The art work at right is the last component in a 12-piece sculpture
that expresses the 23rd Psalm. The original sculpture was acquired
by the Yale University Art Gallery in their permanent collection
and is installed in the Saint Thomas More Center at Yale.

Iconochrome Images®

Geometric Panels


Albers & Heirs

Josef Albers, (1888-1976), one of the twentieth century's
most influential artists and art educators, was fascinated
with color and its innate ability to create optical effects.
Albers studied the interaction of color in combination,
and in competition — how color could complement
and confound. In his paintings and through his time as
head of Yale University's School of Art, he challenged
students to see and dissect the mechanics of color. He
became a master of teaching and painting in which
he established many of what are now considered the
basic laws of color usage in art and design: the use
of negative space, the effect of after-image, depth
perception, form through color, and the optics of color.

Neil Welliver, (1929-2005), a modern artist known
for large scale landscape paintings, used color boldly
in his work. Through the density of color and his use of
paint on top of paint he created dimension. Often
spending days by himself in the wild, Welliver used
unspoiled wilderness as his primary subject matter.
He often focused on capturing light and landscape
through color intensity and density.

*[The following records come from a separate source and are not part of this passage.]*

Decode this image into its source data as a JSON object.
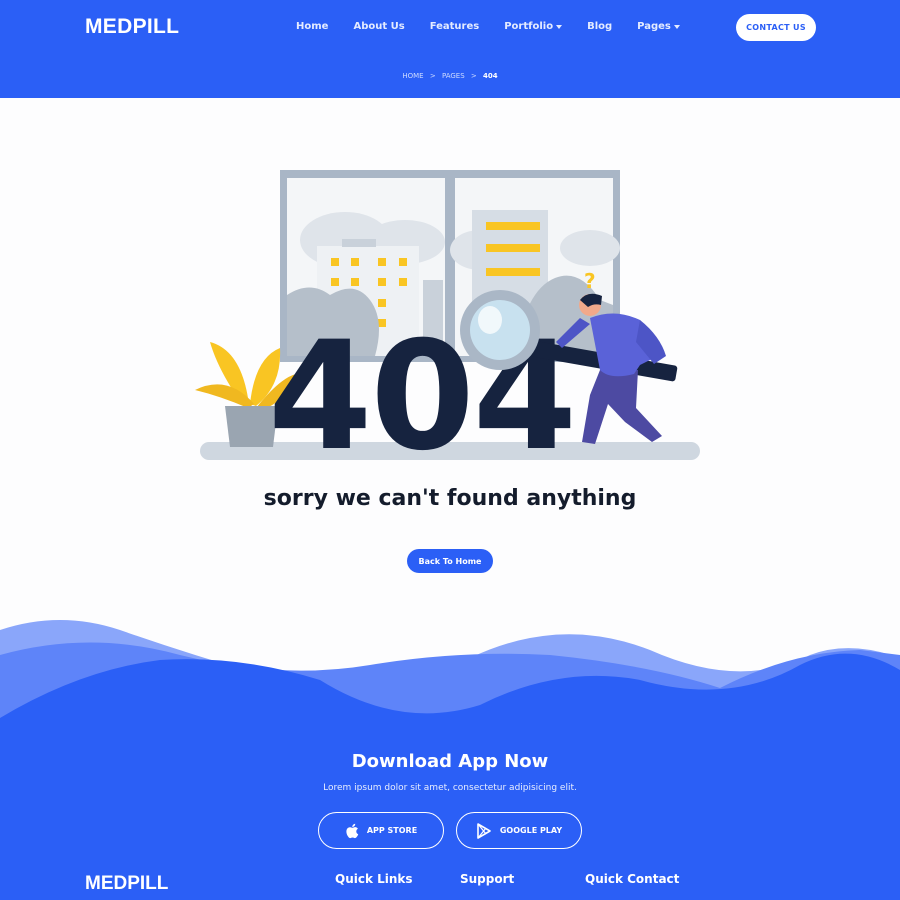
{
  "header": {
    "logo": "MEDPILL",
    "nav": [
      {
        "label": "Home"
      },
      {
        "label": "About Us"
      },
      {
        "label": "Features"
      },
      {
        "label": "Portfolio"
      },
      {
        "label": "Blog"
      },
      {
        "label": "Pages"
      }
    ],
    "contact_label": "CONTACT US",
    "breadcrumb": {
      "home": "HOME",
      "sep1": ">",
      "pages": "PAGES",
      "sep2": ">",
      "current": "404"
    }
  },
  "illustration": {
    "error_code": "404",
    "question_mark": "?"
  },
  "main": {
    "message": "sorry we can't found anything",
    "back_label": "Back To Home"
  },
  "footer": {
    "app_title": "Download App Now",
    "app_subtitle": "Lorem ipsum dolor sit amet, consectetur adipisicing elit.",
    "app_store_label": "APP STORE",
    "google_play_label": "GOOGLE PLAY",
    "logo": "MEDPILL",
    "columns": [
      "Quick Links",
      "Support",
      "Quick Contact"
    ]
  },
  "colors": {
    "brand": "#2b5ff6",
    "dark_text": "#141c2c",
    "accent_yellow": "#f9c523",
    "figure_purple": "#5a62d8"
  },
  "icons": [
    "apple-icon",
    "google-play-icon",
    "magnifier-icon",
    "plant-icon"
  ]
}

In his paintings,
Wellliver makes color "behave," an Albers term, to express
season and weather. Most importantly, he mastered
a new way of communicating depth in painting.

In Albers & Heirs: Josef Albers, Neil Welliver, and Jane Davis Doggett, the Elliott Museum will continue its commitment to combine traditional museum experiences with interactive learning. Throughout the exhibit, visitors may take part in hands-on color experiments, enabling them to create their own color palettes, to experience color-blindness, and ultimately, how colors combine and interact — inviting the participant to experience color as never before.